Conversely, Central’s population grew. The roadhouse was rebuilt and enlarged after a 1925 fire, a store and post office were added, and the number of cabins at Central gradually increased.
The burials in the cemetery reflect the economy and demographics of the area. There are few burials of women and children, indicative of their rarity along the creeks. In Ruth Olson’s interview she mentioned that her mother was the only adult woman living along Deadwood Creek in the 1910s and early 1920s.
At least a third of those buried in the cemetery were bachelor miners like Jens Langlow (1881-1969), who arrived in the Klondike in 1899 and migrated to Alaska in 1905. For a time he mined on Deadwood Creek with his partner, Nick Knutsen (1876-1949, also buried in the cemetery). Nick was 6-feet-7-inches tall, while Nels was much shorter. According to Connie Jeglum’s 2005 publication about the cemetery, the two were known as “the long and short of it.”
Several of those interred, like Earl Stout (1891-1983), were employees of the Alaska Road Commission. Stout came to Alaska in the 1920s to work on the railroad bridge across the Tanana River. He also mined in the Yukon River-Charley River region for many years before being employed by the Alaska Road Commission.

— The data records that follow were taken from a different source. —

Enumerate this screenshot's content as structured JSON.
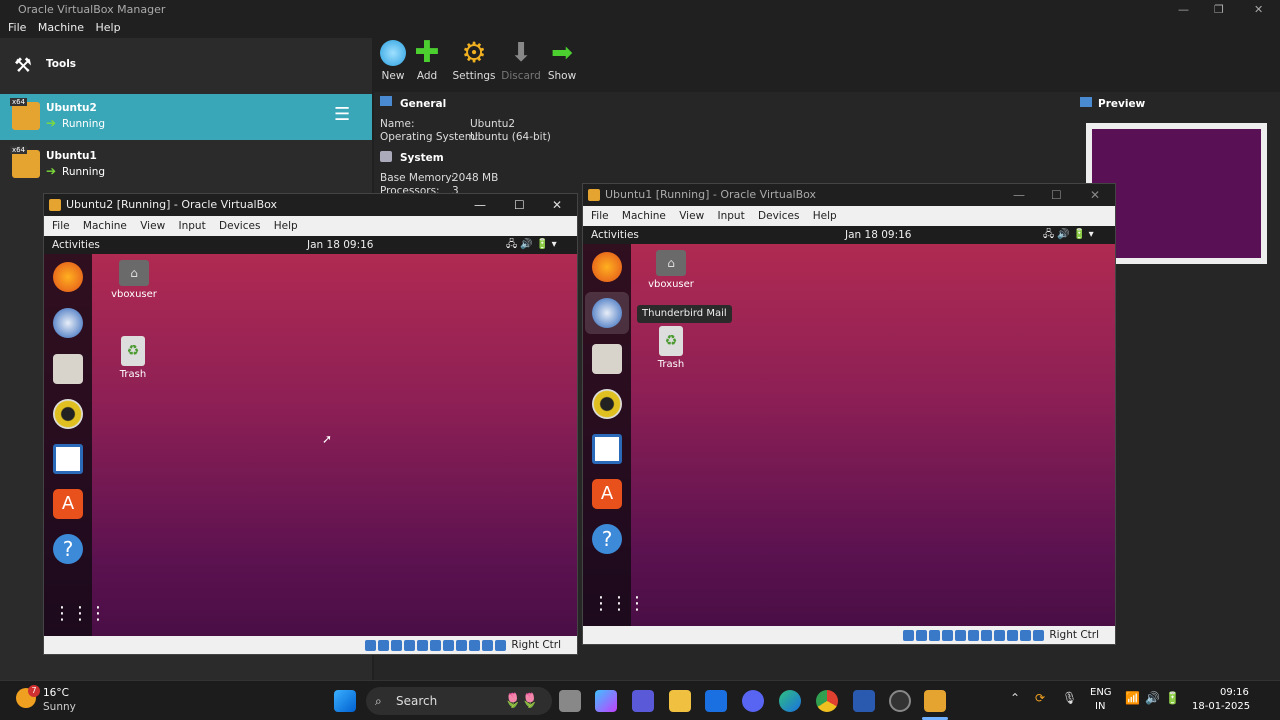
{
  "manager": {
    "title": "Oracle VirtualBox Manager",
    "menu": [
      "File",
      "Machine",
      "Help"
    ],
    "tools_label": "Tools",
    "toolbar": {
      "new": "New",
      "add": "Add",
      "settings": "Settings",
      "discard": "Discard",
      "show": "Show"
    },
    "vms": [
      {
        "name": "Ubuntu2",
        "state": "Running"
      },
      {
        "name": "Ubuntu1",
        "state": "Running"
      }
    ],
    "general": {
      "heading": "General",
      "name_label": "Name:",
      "name_value": "Ubuntu2",
      "os_label": "Operating System:",
      "os_value": "Ubuntu (64-bit)"
    },
    "system": {
      "heading": "System",
      "mem_label": "Base Memory:",
      "mem_value": "2048 MB",
      "proc_label": "Processors:",
      "proc_value": "3"
    },
    "preview_heading": "Preview"
  },
  "vm2": {
    "title": "Ubuntu2 [Running] - Oracle VirtualBox",
    "menu": [
      "File",
      "Machine",
      "View",
      "Input",
      "Devices",
      "Help"
    ],
    "activities": "Activities",
    "clock": "Jan 18  09:16",
    "icons": {
      "home": "vboxuser",
      "trash": "Trash"
    },
    "host_key": "Right Ctrl"
  },
  "vm1": {
    "title": "Ubuntu1 [Running] - Oracle VirtualBox",
    "menu": [
      "File",
      "Machine",
      "View",
      "Input",
      "Devices",
      "Help"
    ],
    "activities": "Activities",
    "clock": "Jan 18  09:16",
    "icons": {
      "home": "vboxuser",
      "trash": "Trash"
    },
    "tooltip": "Thunderbird Mail",
    "host_key": "Right Ctrl"
  },
  "taskbar": {
    "weather_temp": "16°C",
    "weather_desc": "Sunny",
    "weather_badge": "7",
    "search": "Search",
    "lang1": "ENG",
    "lang2": "IN",
    "time": "09:16",
    "date": "18-01-2025"
  }
}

There are also several burials related to Central Roadhouse, including those of Alfred “Riley” Erickson (1869-1948) and Adolf “Diamond” Urban (1877-1950). Riley was the roadhouse proprietor, and Diamond was a retired circus clown and the roadhouse gardener.

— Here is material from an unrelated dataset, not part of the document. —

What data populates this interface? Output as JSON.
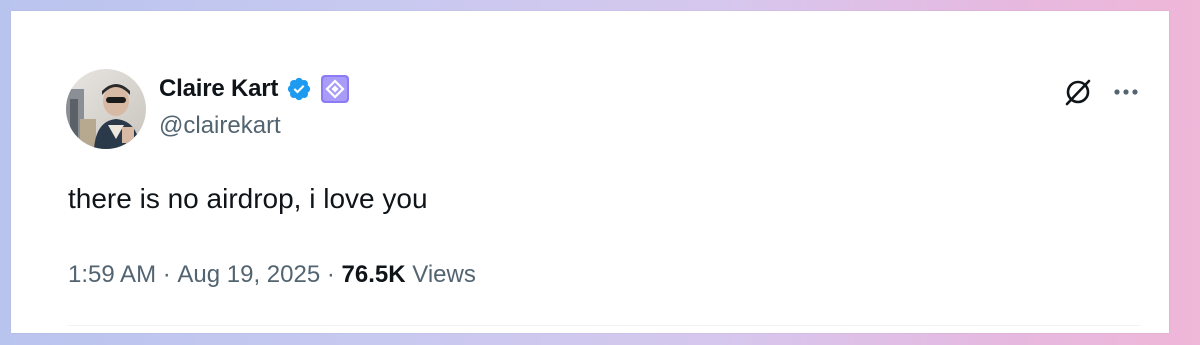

The cemetery is still in use, the last burial being in 2014. Pioneers of Alaska Igloo No. 4, based in Fairbanks, has replaced six of the cemetery’s grave markers. The cemetery is maintained by the Circle District Historical Society, and is open to visitors.
- A Brief History of the People Buried in the Central Cemetery near Central, Alaska. Connie Jeglum. Fairbanks Genealogical Society. 2005
- Conversation with Leila Coskey, member of Circle District Historical Society
- Correspondence with Erika Miller, member of Fairbanks Women’s Igloo No. 8, Pioneers of Alaska
- Deadwood Cemetery Plot Map, Erika Miller, unpublished
- “Ruth and Roy Olson are interviewed by Sylvia Bouillion in Fairbanks, Alaska on January 31 and February 6, 1997.” UAF Oral History Collection.
- The Gold Placers of the Fortymile, Birch Creek and Fairbanks Regions, Alaska. L.M. Prindle. U.S.G.S. 1905